[Records shown — start]

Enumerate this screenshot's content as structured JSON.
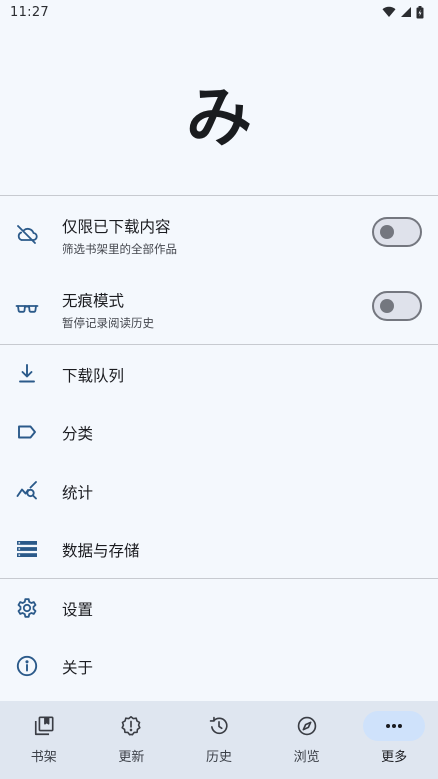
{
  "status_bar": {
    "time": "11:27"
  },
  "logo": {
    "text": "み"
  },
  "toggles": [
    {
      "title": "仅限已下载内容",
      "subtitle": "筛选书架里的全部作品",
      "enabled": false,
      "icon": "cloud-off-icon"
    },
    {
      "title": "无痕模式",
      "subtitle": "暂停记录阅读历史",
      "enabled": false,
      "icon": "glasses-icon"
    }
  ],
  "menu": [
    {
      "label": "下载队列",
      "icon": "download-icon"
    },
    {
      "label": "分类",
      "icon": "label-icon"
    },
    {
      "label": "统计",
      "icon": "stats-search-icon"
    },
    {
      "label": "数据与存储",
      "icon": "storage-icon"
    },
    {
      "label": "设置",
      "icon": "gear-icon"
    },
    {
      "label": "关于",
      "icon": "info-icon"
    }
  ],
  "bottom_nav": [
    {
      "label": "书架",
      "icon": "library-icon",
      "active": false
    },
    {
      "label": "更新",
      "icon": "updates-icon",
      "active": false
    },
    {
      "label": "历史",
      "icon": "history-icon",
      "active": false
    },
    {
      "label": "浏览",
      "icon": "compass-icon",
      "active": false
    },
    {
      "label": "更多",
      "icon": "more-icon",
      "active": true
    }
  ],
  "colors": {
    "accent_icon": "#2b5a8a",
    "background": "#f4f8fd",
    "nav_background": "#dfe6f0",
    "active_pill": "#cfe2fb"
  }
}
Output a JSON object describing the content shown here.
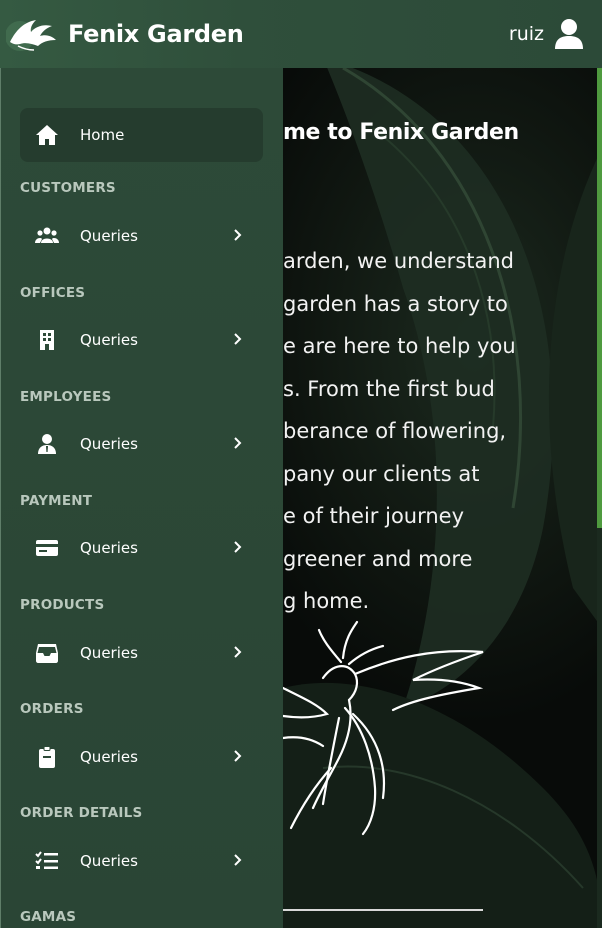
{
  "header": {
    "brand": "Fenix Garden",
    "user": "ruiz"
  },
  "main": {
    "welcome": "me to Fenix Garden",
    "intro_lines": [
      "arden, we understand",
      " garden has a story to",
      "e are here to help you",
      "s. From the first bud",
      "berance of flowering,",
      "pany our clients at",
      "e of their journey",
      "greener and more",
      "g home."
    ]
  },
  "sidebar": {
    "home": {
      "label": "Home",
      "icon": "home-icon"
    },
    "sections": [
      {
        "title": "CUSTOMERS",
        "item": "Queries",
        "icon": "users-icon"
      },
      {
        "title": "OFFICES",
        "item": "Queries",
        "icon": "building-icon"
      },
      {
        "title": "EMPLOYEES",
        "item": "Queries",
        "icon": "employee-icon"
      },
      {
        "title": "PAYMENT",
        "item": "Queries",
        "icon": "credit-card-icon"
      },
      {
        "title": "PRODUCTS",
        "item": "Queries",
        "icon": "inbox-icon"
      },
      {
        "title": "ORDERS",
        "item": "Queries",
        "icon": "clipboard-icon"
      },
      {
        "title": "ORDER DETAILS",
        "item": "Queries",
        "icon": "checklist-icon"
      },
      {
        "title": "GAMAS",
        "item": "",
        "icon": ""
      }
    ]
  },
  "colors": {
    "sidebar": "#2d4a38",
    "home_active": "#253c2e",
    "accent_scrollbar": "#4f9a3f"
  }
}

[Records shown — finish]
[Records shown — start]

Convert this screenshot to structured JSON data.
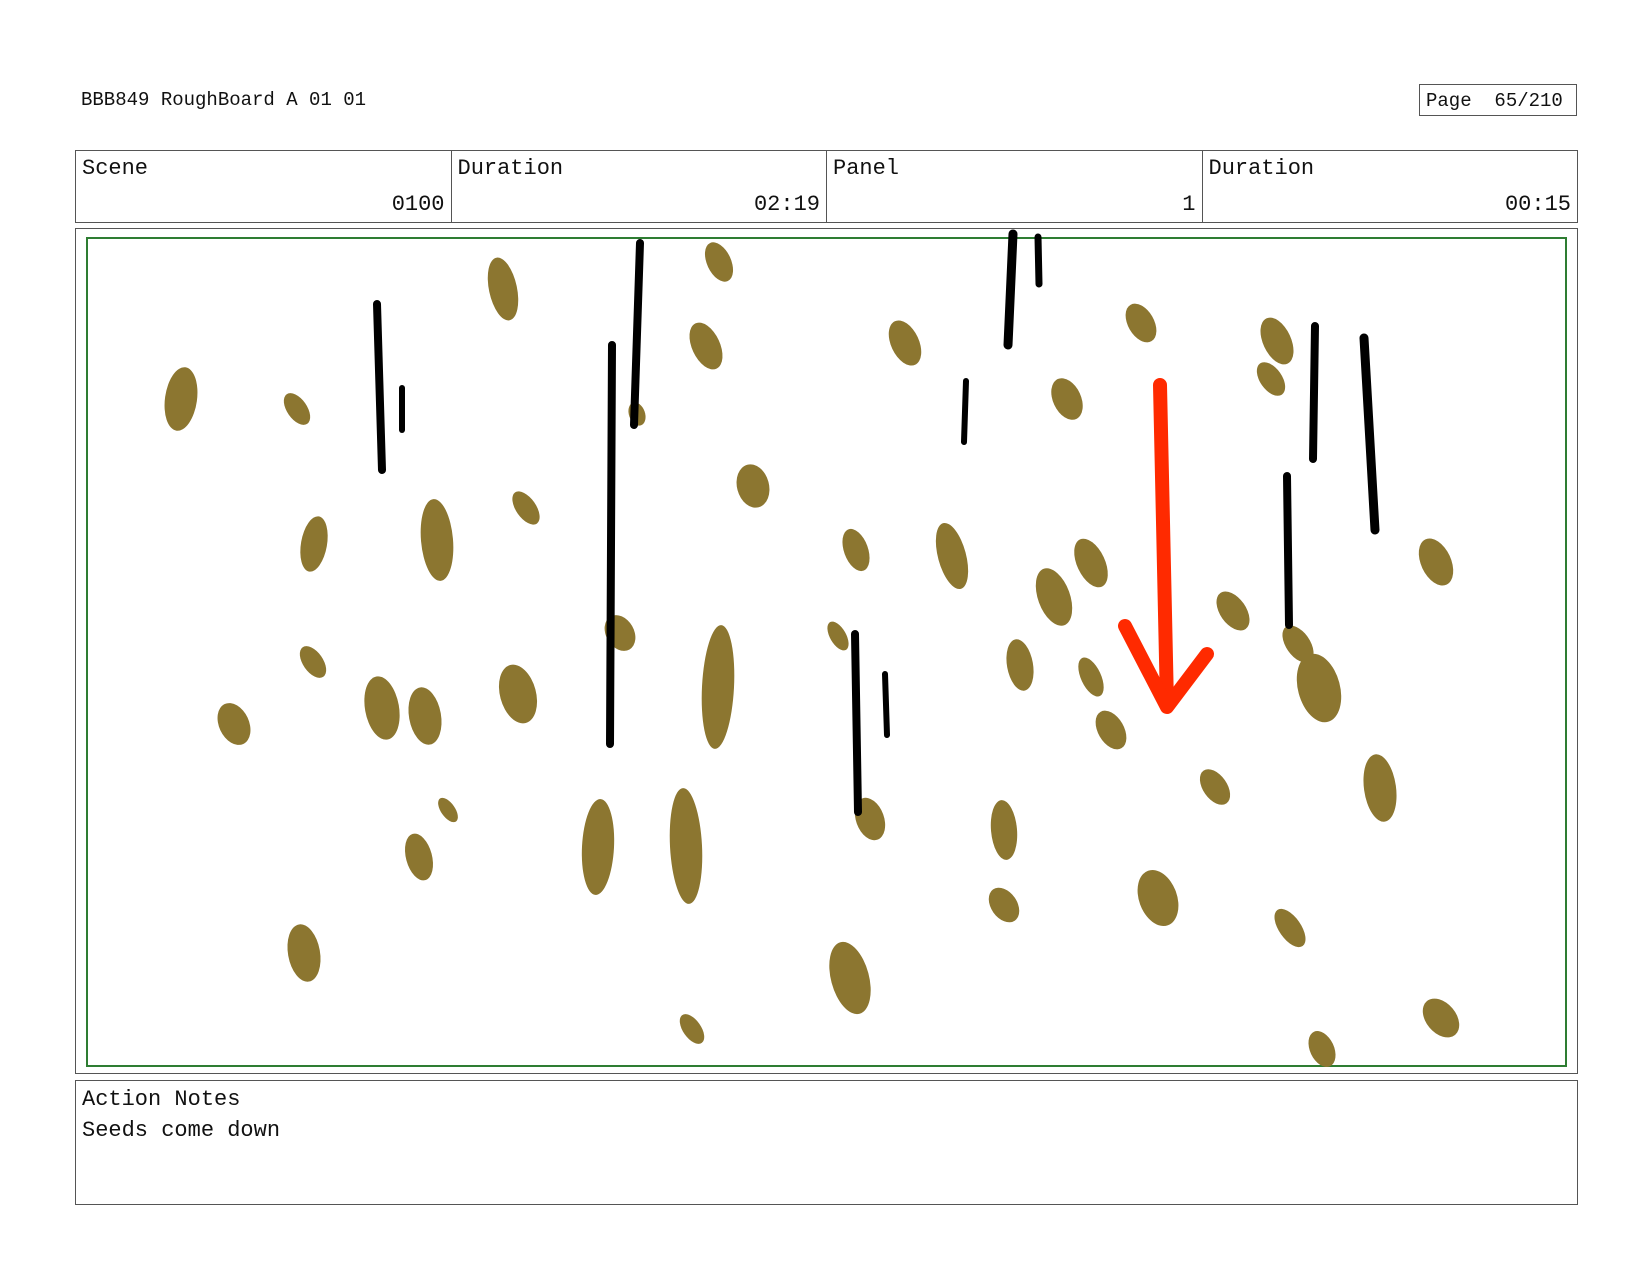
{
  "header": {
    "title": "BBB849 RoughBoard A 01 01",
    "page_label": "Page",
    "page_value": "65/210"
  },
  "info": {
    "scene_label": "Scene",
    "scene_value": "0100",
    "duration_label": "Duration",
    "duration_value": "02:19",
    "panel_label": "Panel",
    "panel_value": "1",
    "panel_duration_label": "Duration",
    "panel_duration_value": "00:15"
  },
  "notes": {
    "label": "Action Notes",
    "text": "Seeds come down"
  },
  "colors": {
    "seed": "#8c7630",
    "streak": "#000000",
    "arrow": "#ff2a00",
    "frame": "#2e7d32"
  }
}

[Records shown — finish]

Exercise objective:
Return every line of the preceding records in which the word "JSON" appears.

Answer section:
Enumerate this screenshot's content as structured JSON.
Output a JSON object describing the content shown here.
Convert this screenshot to structured JSON data.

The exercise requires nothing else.